practice makes for polish — read your presentation out loud. Read it in front of a mirror.
Not only will you build polish and improve your delivery but you’ll also readily identify those segments that don’t really work and need to be rewritten.
One further item on preparation, make sure you know the room and are comfortable with the arrangements for audio, teleprompter, lighting, stage direction, etc. At a minimum, spend some time on the stage before the audience arrives to develop a confident feeling about your surroundings.
On the topic of practice, I’m reminded of an executive that I worked with for many years. Before his first big speech in his new role as CEO, he practiced in his conference hotel room for hours over a couple of days prior to his big speech. On leaving his room for the auditorium he encountered a colleague in the adjacent room. His colleague commented that he knew the speech word-for-word and that it was going to be a blockbuster! The chief executive used that story to open his speech.
That’s a good story to tell as we move into the topic of engagement. He clearly engaged his audience with the story of his diligent preparation and the long-suffering next-door neighbor. It was a perfect way to lighten the mood as he opened his first big presentation as a chief executive.
The overall message is to be yourself. Activate your engagement tools. This includes the use of hand gestures along with an enthusiastic delivery that comes from knowing your topic and being honestly delighted to bring that information to your audience.
Use personal stories to break up the delivery, to emphasize important points, and to entertain the audience. That’s right. They need to be entertained — including laughing at a few of your stories. This opens their mind to truly engage you and your thoughts.
Never talk down to your audience. You’re not providing a lecture but instead an active, engaging presentation. When the audience leaves they should actually feel that a discussion has taken place, because they were so engaged with your presentation.
After your presentation, actively seek out feedback on how it went. Ask people you know in the audience what they felt and how they received your message. If it is a conference and they survey the attendees, seek out those results. Gee, maybe there was even a Twitter comment hash-tag stream underway during your presentation. Look it up.
Use this feedback to better inform your next presentation. Where could you have done better? Were there some bobbles that could have been avoided? What do you need to do differently next time?
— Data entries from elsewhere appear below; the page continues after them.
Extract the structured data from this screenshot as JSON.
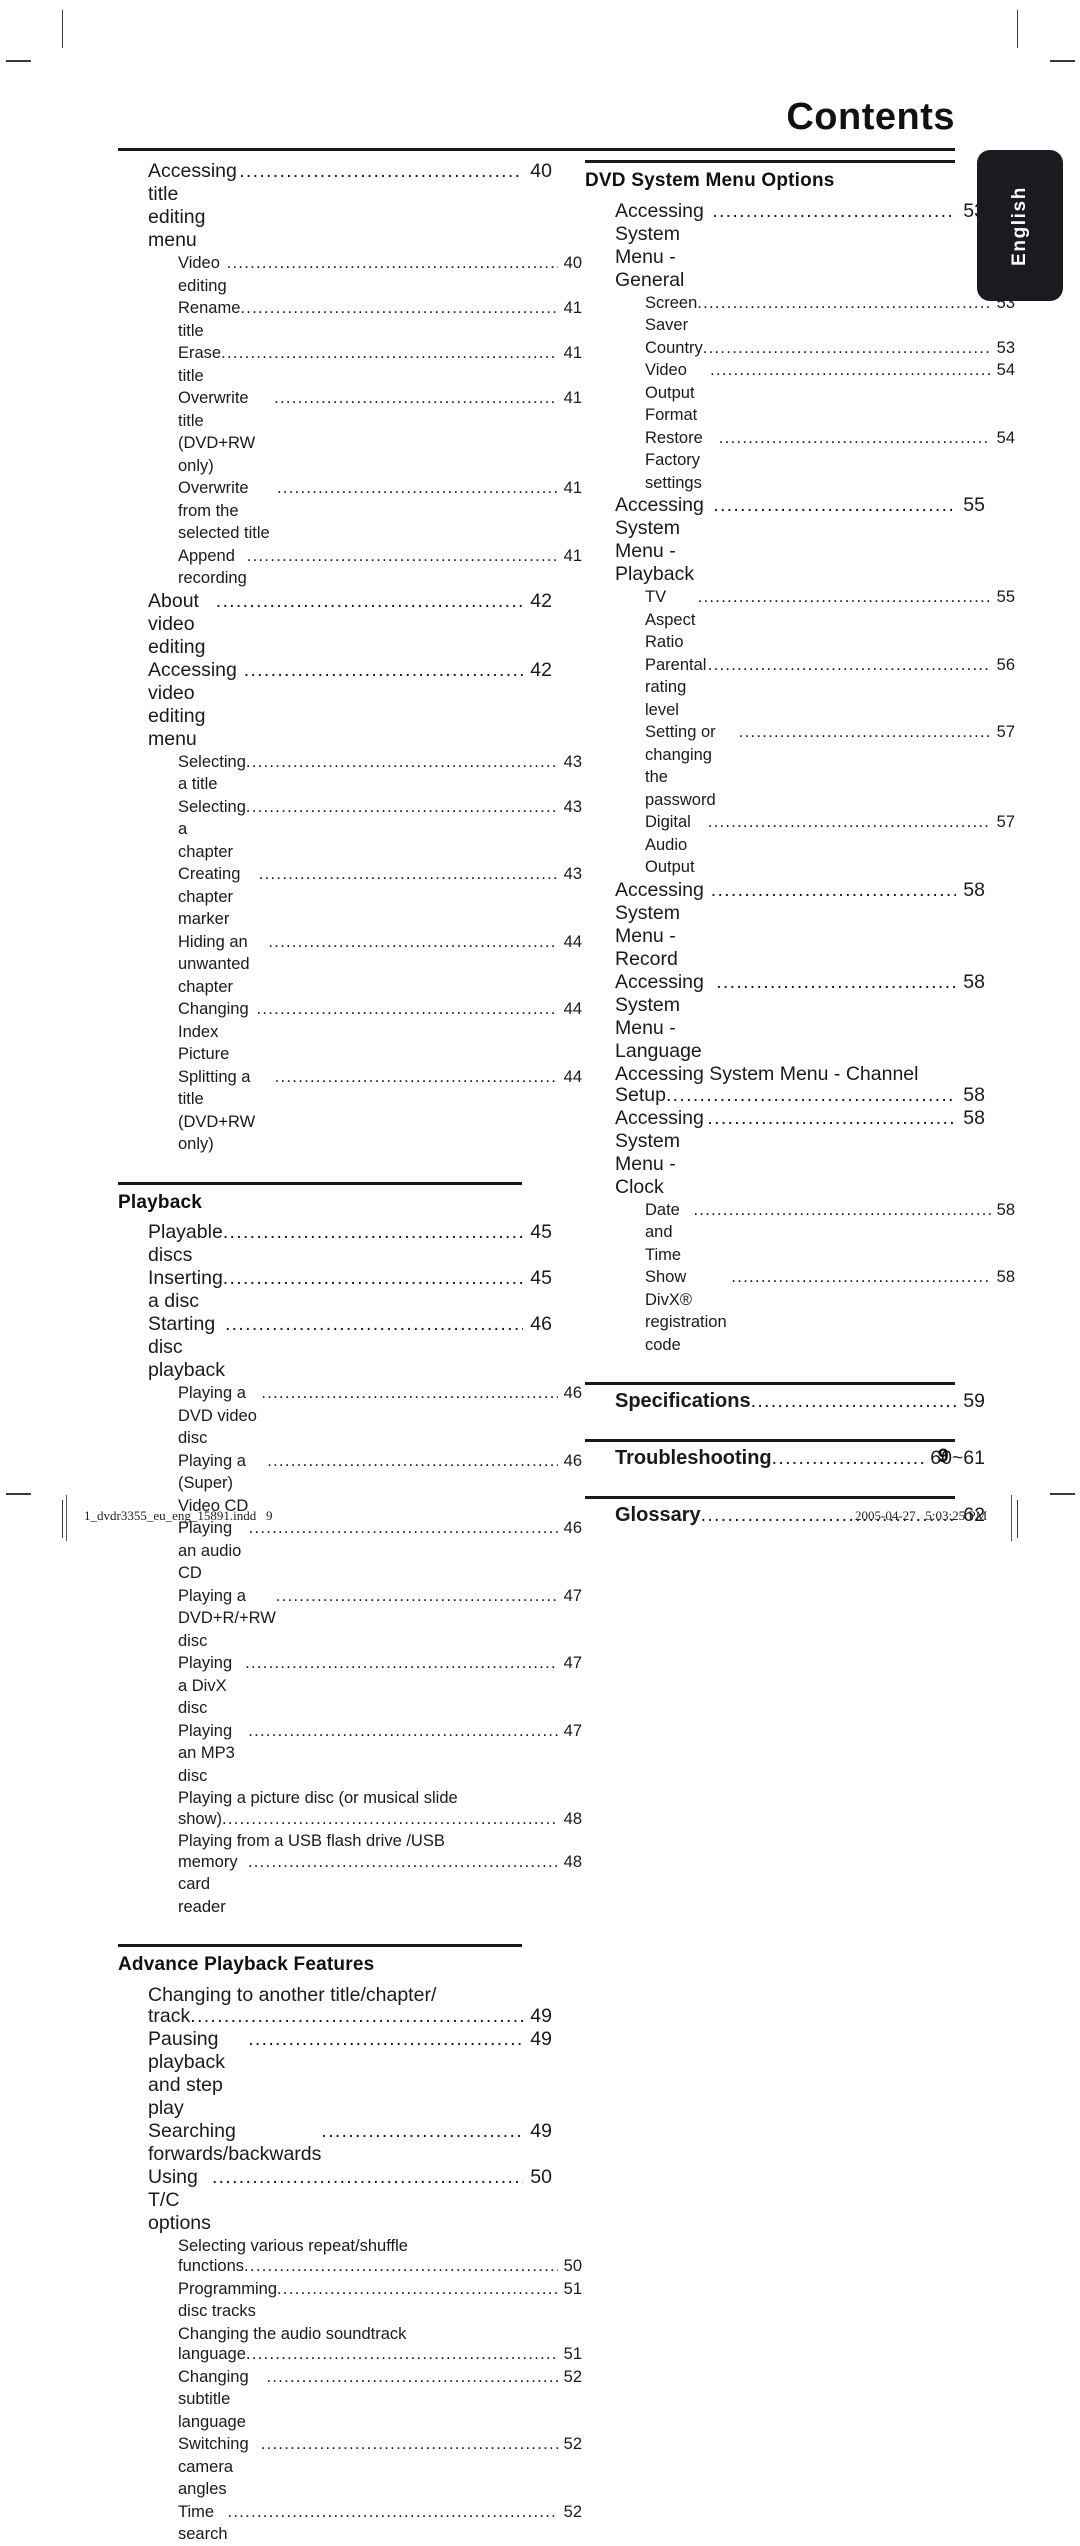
{
  "page": {
    "title": "Contents",
    "folio": "9",
    "language_tab": "English"
  },
  "footer": {
    "file_slug": "1_dvdr3355_eu_eng_15891.indd   9",
    "timestamp": "2005-04-27   5:03:25 PM"
  },
  "leader_dots": "................................................................................................................",
  "left_column": {
    "blocks": [
      {
        "heading": null,
        "rule": false,
        "entries": [
          {
            "level": 1,
            "text": "Accessing title editing menu",
            "page": "40"
          },
          {
            "level": 2,
            "text": "Video editing",
            "page": "40"
          },
          {
            "level": 2,
            "text": "Rename title",
            "page": "41"
          },
          {
            "level": 2,
            "text": "Erase title",
            "page": "41"
          },
          {
            "level": 2,
            "text": "Overwrite title (DVD+RW only)",
            "page": "41"
          },
          {
            "level": 2,
            "text": "Overwrite from the selected title",
            "page": "41"
          },
          {
            "level": 2,
            "text": "Append recording",
            "page": "41"
          },
          {
            "level": 1,
            "text": "About video editing",
            "page": "42"
          },
          {
            "level": 1,
            "text": "Accessing video editing menu",
            "page": "42"
          },
          {
            "level": 2,
            "text": "Selecting a title",
            "page": "43"
          },
          {
            "level": 2,
            "text": "Selecting a chapter",
            "page": "43"
          },
          {
            "level": 2,
            "text": "Creating chapter marker",
            "page": "43"
          },
          {
            "level": 2,
            "text": "Hiding an unwanted chapter",
            "page": "44"
          },
          {
            "level": 2,
            "text": "Changing Index Picture",
            "page": "44"
          },
          {
            "level": 2,
            "text": "Splitting a title (DVD+RW only)",
            "page": "44"
          }
        ]
      },
      {
        "heading": "Playback",
        "rule": true,
        "entries": [
          {
            "level": 1,
            "text": "Playable discs",
            "page": "45"
          },
          {
            "level": 1,
            "text": "Inserting a disc",
            "page": "45"
          },
          {
            "level": 1,
            "text": "Starting disc playback",
            "page": "46"
          },
          {
            "level": 2,
            "text": "Playing a DVD video disc",
            "page": "46"
          },
          {
            "level": 2,
            "text": "Playing a (Super) Video CD",
            "page": "46"
          },
          {
            "level": 2,
            "text": "Playing an audio CD",
            "page": "46"
          },
          {
            "level": 2,
            "text": "Playing a DVD+R/+RW disc",
            "page": "47"
          },
          {
            "level": 2,
            "text": "Playing a DivX disc",
            "page": "47"
          },
          {
            "level": 2,
            "text": "Playing an MP3 disc",
            "page": "47"
          },
          {
            "level": 2,
            "text": "Playing a picture disc (or musical slide",
            "page": "",
            "wrap_start": true
          },
          {
            "level": 2,
            "text": "show)",
            "page": "48",
            "wrap_end": true
          },
          {
            "level": 2,
            "text": "Playing from a USB flash drive /USB",
            "page": "",
            "wrap_start": true
          },
          {
            "level": 2,
            "text": "memory card reader",
            "page": "48",
            "wrap_end": true
          }
        ]
      },
      {
        "heading": "Advance Playback Features",
        "rule": true,
        "entries": [
          {
            "level": 1,
            "text": "Changing to another title/chapter/",
            "page": "",
            "wrap_start": true
          },
          {
            "level": 1,
            "text": "track",
            "page": "49",
            "wrap_end": true
          },
          {
            "level": 1,
            "text": "Pausing playback and step play",
            "page": "49"
          },
          {
            "level": 1,
            "text": "Searching forwards/backwards",
            "page": "49"
          },
          {
            "level": 1,
            "text": "Using T/C options",
            "page": "50"
          },
          {
            "level": 2,
            "text": "Selecting various repeat/shuffle",
            "page": "",
            "wrap_start": true
          },
          {
            "level": 2,
            "text": "functions",
            "page": "50",
            "wrap_end": true
          },
          {
            "level": 2,
            "text": "Programming disc tracks",
            "page": "51"
          },
          {
            "level": 2,
            "text": "Changing the audio soundtrack",
            "page": "",
            "wrap_start": true
          },
          {
            "level": 2,
            "text": "language",
            "page": "51",
            "wrap_end": true
          },
          {
            "level": 2,
            "text": "Changing subtitle language",
            "page": "52"
          },
          {
            "level": 2,
            "text": "Switching camera angles",
            "page": "52"
          },
          {
            "level": 2,
            "text": "Time search",
            "page": "52"
          }
        ]
      }
    ]
  },
  "right_column": {
    "blocks": [
      {
        "heading": "DVD System Menu Options",
        "rule": true,
        "entries": [
          {
            "level": 1,
            "text": "Accessing System Menu - General",
            "page": "53"
          },
          {
            "level": 2,
            "text": "Screen Saver",
            "page": "53"
          },
          {
            "level": 2,
            "text": "Country",
            "page": "53"
          },
          {
            "level": 2,
            "text": "Video Output Format",
            "page": "54"
          },
          {
            "level": 2,
            "text": "Restore Factory settings",
            "page": "54"
          },
          {
            "level": 1,
            "text": "Accessing System Menu -Playback",
            "page": "55"
          },
          {
            "level": 2,
            "text": "TV Aspect Ratio",
            "page": "55"
          },
          {
            "level": 2,
            "text": "Parental rating level",
            "page": "56"
          },
          {
            "level": 2,
            "text": "Setting or changing the password",
            "page": "57"
          },
          {
            "level": 2,
            "text": "Digital Audio Output",
            "page": "57"
          },
          {
            "level": 1,
            "text": "Accessing System Menu - Record",
            "page": "58"
          },
          {
            "level": 1,
            "text": "Accessing System Menu - Language",
            "page": "58"
          },
          {
            "level": 1,
            "text": "Accessing System Menu - Channel",
            "page": "",
            "wrap_start": true
          },
          {
            "level": 1,
            "text": "Setup",
            "page": "58",
            "wrap_end": true
          },
          {
            "level": 1,
            "text": "Accessing System Menu - Clock",
            "page": "58"
          },
          {
            "level": 2,
            "text": "Date and Time",
            "page": "58"
          },
          {
            "level": 2,
            "text": "Show DivX® registration code",
            "page": "58",
            "superscript": "®"
          }
        ]
      },
      {
        "heading": null,
        "rule": true,
        "entries": [
          {
            "level": 1,
            "bold": true,
            "text": "Specifications",
            "page": "59"
          }
        ]
      },
      {
        "heading": null,
        "rule": true,
        "entries": [
          {
            "level": 1,
            "bold": true,
            "text": "Troubleshooting",
            "page": "60~61"
          }
        ]
      },
      {
        "heading": null,
        "rule": true,
        "entries": [
          {
            "level": 1,
            "bold": true,
            "text": "Glossary",
            "page": "62"
          }
        ]
      }
    ]
  }
}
It’s a journey, not a destination. In fact, it’s a PathForeWord! You can always get better, even that CEO practicing late nights in his hotel room.